Feder’s first book, Bayit ne’eman (1794), dealt with the quest for truth and its essential fundamentals within the context of Torat ha-musar (ethics). His second book, Kol nehi (1798), was a lamentation upon the death of the Gaon of Vilna; and his third book, Lahat ha-ḥerev ha-mithapekhet (1804), was a poignant criticism of those who distorted scripture contrary to the masorah (the traditional text of the Bible). In this third text, Feder particularly criticized Aharon Wolfsohn-Halle’s Be’ur and Yitsḥak Satanov’s Igeret bet tefilah. Feder’s book had a profound influence on traditional commentators and linguists, and was published in a second edition in 1866. In 1814, he published poems in honor of Alexander I, on the occasion of the tsar’s victory over Napoleon.
In 1814, Menaḥem Mendel Lefin’s translation of the Book of Proverbs into Yiddish led Feder to write Kol meḥatsetsim, a satire against Lefin. In this polemical work, Feder describes an imaginary conversation between Moses Mendelssohn and Mendelssohn’s disciples, consisting primarily of blatant, derogatory references to Yiddish. The first part of Kol meḥatsetsim was apparently issued in Berdichev in 1816, but was promptly withdrawn following the intervention of Lefin’s friends, headed by Ya‘akov Shemu’el Bick. In an article published in Kerem ḥemed, Bick praised Lefin and his books, defended Yiddish, and demanded that Feder withhold the publication of his own book. In response, Feder agreed but demanded financial compensation.

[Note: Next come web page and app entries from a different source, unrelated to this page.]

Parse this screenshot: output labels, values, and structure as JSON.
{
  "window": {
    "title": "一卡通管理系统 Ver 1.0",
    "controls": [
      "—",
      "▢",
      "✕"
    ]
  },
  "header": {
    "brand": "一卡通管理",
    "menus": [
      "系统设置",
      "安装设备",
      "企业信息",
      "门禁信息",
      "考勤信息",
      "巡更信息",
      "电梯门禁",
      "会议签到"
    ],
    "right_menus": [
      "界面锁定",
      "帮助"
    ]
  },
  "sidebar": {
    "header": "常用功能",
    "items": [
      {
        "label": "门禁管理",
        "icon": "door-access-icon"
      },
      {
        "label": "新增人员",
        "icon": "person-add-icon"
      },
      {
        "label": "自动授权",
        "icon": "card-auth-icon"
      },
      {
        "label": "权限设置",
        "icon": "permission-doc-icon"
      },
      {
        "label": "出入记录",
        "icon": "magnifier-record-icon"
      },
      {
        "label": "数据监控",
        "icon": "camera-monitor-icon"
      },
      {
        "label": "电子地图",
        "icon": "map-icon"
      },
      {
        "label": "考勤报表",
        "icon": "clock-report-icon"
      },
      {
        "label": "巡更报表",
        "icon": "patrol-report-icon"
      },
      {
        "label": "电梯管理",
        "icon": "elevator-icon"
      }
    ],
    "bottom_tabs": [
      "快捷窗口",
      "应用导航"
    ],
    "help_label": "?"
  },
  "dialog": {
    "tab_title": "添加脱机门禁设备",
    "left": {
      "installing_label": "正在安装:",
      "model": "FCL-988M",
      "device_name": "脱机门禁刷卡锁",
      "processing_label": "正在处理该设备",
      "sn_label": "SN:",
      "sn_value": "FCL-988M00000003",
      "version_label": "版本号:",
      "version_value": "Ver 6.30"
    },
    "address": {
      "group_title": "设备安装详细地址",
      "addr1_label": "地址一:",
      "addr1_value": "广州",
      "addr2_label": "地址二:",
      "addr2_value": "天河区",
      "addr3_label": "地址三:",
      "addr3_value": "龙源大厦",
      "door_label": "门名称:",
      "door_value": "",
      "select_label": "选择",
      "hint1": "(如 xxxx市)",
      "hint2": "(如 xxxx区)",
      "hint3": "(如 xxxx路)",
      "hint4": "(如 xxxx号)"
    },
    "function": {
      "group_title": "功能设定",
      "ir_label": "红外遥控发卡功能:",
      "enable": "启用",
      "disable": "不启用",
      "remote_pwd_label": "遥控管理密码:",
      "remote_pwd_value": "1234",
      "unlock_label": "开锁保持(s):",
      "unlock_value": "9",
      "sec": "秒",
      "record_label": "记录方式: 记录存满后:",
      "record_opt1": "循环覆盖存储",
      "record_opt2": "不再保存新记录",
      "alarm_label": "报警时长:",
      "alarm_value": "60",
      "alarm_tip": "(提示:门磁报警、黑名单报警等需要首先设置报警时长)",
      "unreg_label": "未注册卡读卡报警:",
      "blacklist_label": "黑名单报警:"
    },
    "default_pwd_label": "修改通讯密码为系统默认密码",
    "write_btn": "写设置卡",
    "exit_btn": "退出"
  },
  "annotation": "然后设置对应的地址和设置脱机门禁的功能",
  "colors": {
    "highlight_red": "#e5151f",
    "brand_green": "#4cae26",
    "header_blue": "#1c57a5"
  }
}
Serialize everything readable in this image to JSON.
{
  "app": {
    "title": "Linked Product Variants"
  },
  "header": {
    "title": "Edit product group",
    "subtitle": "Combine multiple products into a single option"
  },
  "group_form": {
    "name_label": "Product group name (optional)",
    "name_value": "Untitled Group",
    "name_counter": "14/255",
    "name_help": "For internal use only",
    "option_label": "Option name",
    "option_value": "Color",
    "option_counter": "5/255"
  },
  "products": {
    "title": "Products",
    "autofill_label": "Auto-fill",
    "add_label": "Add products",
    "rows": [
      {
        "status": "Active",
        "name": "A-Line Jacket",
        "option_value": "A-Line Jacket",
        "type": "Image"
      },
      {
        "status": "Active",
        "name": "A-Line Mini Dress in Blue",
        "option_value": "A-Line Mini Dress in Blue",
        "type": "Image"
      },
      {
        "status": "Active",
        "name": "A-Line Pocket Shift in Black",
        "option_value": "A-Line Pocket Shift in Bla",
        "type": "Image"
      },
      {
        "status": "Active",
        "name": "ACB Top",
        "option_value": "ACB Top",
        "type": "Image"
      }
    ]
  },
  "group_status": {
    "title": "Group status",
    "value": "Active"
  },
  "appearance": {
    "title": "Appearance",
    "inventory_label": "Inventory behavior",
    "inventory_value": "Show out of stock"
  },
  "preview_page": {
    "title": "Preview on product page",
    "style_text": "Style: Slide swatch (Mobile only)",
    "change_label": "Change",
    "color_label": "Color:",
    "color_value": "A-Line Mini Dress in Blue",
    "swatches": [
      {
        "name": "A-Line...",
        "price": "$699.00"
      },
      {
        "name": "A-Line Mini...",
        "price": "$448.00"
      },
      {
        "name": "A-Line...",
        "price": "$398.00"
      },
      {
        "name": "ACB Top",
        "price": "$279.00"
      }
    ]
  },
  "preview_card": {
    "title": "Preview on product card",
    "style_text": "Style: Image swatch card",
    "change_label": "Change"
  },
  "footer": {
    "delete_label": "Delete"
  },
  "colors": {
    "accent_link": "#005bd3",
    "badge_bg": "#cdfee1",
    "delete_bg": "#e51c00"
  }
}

Feder’s argument with Bick is a record of the first literary dispute over the place of Hebrew and Yiddish. Kol meḥatsetsim was eventually published, first by A. M. Mohar in 1835, and later by Jacob Ehrenpreis in 1875. Additional works by Feder were published after his death: a rhymed play entitled Adam ve-Ḥavah (Adam and Eve), the Aramaic parody Zohar ḥadash le-Purim, and other materials that had come into the possession of Yisra’el Dov Frumkin, the editor of Ha-Ḥavatselet, including poems, translations, and articles on grammar.
Yehudah Friedlander, “Tuviah Gutman-Feder: ‘Kol meḥatsetsim’ (‘al-peh ketav-yad),” Zehut 1 (1981): 275–303; Joseph Klausner, Historyah shel ha-sifrut ha-‘Ivrit ha-ḥadashah: She‘urim (Jerusalem, 1930), vol. 1, pp. 239–246; Getzel Kressel, “Feder, Tuviah,” in Leksikon ha-sifrut ha-‘Ivrit ba-dorot ha-aḥaronim, vol. 2, pp. 569–570 (Merḥavyah, Isr., 1965).
Translated from Hebrew by Rami Hann